ognition").[31] RFT also forms the empirical basis for the highly successful and data-driven Acceptance and Commitment Therapy (ACT). In fact, researchers and p ractitioners in RFT/ACT have become sufficiently prominent that they have formed their own specialized organization that is highly behaviorally oriented, known as the Association for Contextual Behavioral Science (ACBS). It has rapidly grow n in its few years of existence to reach about 5,000 members worldwide. Some of the current prominent behavior analytic journals include the Journal of Applied Behavior Analysis (JABA), the Journal of the Experimental Analysis of Be havior (JEAB) JEAB website, the Journal of Organizational Behavior Management (J OBM), Behavior and Social Issues (BSI), as well as the Psychological Record.
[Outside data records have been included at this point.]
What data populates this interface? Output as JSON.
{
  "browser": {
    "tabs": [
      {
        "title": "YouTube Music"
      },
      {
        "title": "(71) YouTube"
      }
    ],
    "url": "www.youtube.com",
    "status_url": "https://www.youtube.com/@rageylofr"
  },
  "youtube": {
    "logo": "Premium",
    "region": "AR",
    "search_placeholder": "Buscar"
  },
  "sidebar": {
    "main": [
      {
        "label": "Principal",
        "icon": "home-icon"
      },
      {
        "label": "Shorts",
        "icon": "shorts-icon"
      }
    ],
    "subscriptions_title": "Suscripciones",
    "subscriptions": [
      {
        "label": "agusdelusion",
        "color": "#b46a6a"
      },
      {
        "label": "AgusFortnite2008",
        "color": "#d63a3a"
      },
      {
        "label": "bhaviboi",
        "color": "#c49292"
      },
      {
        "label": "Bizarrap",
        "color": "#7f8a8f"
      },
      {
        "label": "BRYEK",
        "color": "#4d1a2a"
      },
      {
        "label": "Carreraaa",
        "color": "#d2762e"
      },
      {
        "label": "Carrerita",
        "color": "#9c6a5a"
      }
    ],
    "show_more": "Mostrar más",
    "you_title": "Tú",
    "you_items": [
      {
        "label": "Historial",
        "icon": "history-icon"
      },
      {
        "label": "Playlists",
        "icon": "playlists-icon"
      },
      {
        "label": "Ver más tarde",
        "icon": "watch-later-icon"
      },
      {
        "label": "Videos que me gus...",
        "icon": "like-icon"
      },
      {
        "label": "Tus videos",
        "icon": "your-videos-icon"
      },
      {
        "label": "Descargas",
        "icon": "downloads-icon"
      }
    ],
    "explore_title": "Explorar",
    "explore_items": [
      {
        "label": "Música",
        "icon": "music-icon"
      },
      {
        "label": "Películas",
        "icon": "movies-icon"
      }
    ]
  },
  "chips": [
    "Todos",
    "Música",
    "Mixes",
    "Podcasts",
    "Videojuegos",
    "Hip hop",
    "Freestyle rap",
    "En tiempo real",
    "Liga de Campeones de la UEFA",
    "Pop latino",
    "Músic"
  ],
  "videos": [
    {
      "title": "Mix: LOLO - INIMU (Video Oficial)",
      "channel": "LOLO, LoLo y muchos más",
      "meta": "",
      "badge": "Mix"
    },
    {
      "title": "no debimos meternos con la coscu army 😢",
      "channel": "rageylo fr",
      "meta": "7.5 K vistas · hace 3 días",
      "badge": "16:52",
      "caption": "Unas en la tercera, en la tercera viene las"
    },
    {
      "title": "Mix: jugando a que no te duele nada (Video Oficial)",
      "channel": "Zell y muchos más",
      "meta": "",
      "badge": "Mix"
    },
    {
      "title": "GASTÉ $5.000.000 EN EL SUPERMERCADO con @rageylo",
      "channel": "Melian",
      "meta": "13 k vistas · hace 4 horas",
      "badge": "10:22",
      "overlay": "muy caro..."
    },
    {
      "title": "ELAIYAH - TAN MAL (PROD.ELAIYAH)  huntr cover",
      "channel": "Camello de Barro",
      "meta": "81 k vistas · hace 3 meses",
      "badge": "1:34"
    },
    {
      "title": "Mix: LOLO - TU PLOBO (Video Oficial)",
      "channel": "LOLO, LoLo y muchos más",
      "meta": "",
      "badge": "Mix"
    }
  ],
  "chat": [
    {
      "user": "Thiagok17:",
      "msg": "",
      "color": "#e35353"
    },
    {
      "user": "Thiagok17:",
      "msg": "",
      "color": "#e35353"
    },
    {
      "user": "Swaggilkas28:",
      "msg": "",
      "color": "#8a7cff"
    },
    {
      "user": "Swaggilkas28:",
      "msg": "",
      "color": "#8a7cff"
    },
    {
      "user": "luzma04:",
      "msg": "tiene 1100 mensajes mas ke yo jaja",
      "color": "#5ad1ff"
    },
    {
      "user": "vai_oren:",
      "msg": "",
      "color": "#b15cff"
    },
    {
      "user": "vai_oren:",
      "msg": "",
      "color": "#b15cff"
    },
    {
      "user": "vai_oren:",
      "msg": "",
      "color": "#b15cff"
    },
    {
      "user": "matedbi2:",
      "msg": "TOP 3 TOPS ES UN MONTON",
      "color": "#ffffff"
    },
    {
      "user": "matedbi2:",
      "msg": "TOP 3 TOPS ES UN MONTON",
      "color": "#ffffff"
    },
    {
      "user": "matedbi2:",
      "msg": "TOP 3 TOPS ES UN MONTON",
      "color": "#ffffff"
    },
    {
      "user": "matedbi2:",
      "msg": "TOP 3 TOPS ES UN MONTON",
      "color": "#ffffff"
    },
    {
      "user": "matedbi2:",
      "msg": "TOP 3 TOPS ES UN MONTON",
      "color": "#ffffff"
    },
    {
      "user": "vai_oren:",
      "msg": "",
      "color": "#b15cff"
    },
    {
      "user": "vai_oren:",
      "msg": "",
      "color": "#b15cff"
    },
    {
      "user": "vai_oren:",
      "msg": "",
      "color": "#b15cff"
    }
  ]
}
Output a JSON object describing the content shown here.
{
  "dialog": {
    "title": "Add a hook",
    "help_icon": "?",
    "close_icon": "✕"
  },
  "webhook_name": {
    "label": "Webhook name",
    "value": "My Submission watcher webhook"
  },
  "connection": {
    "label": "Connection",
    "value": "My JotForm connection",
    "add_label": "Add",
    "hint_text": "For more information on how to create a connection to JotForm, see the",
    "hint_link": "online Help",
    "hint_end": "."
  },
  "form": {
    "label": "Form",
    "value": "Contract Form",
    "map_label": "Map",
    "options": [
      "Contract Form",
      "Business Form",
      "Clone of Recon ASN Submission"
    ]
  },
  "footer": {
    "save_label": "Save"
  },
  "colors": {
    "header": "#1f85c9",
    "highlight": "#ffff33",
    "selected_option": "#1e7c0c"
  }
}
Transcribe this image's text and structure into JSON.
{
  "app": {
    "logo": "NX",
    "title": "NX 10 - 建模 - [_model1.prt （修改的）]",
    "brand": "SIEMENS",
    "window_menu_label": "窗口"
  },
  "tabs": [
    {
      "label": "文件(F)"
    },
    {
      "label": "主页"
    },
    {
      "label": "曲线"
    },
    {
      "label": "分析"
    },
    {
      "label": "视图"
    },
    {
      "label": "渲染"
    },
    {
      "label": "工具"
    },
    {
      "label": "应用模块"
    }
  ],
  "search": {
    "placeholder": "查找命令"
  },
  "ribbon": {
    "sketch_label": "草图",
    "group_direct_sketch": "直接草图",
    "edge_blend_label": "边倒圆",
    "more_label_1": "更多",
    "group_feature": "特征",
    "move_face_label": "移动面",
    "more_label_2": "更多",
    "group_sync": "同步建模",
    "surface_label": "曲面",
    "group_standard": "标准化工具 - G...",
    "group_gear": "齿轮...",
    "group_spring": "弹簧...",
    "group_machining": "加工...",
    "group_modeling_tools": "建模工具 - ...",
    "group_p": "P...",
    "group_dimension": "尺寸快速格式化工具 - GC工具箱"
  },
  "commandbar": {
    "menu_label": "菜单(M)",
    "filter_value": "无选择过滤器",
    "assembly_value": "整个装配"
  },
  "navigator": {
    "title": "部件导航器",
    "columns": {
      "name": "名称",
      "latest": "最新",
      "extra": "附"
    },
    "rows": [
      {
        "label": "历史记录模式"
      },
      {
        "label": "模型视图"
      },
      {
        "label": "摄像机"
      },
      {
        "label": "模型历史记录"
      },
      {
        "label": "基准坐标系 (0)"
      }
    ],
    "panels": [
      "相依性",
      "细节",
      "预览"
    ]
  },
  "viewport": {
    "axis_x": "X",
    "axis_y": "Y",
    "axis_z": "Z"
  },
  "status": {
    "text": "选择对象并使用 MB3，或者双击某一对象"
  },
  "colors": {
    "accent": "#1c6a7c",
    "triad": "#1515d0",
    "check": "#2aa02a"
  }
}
Cur rently, the U.S. has 14 ABAI accredited MA and PhD programs for comprehensive st udy in behavior analysis. Behavior analysis and culture[edit] Cultural analysis has always been at the philosophical core of radical behaviori sm from the early days (as seen in Skinner's Walden Two, Science & Human Behavio r, Beyond Freedom & Dignity, and About Behaviorism.) During the 1980s, behavior analysts, most notably Sigrid Glenn, had a productive interchange with cultural anthropologist Marvin Harris (the most notable propon ent of "Cultural Materialism") regarding interdisciplinary work. Very recently, behavior analysts have produced a set of basic exploratory experiments in an eff ort toward this end.[32] Behaviorism is also frequently used in game development , although this application is controversial.[33]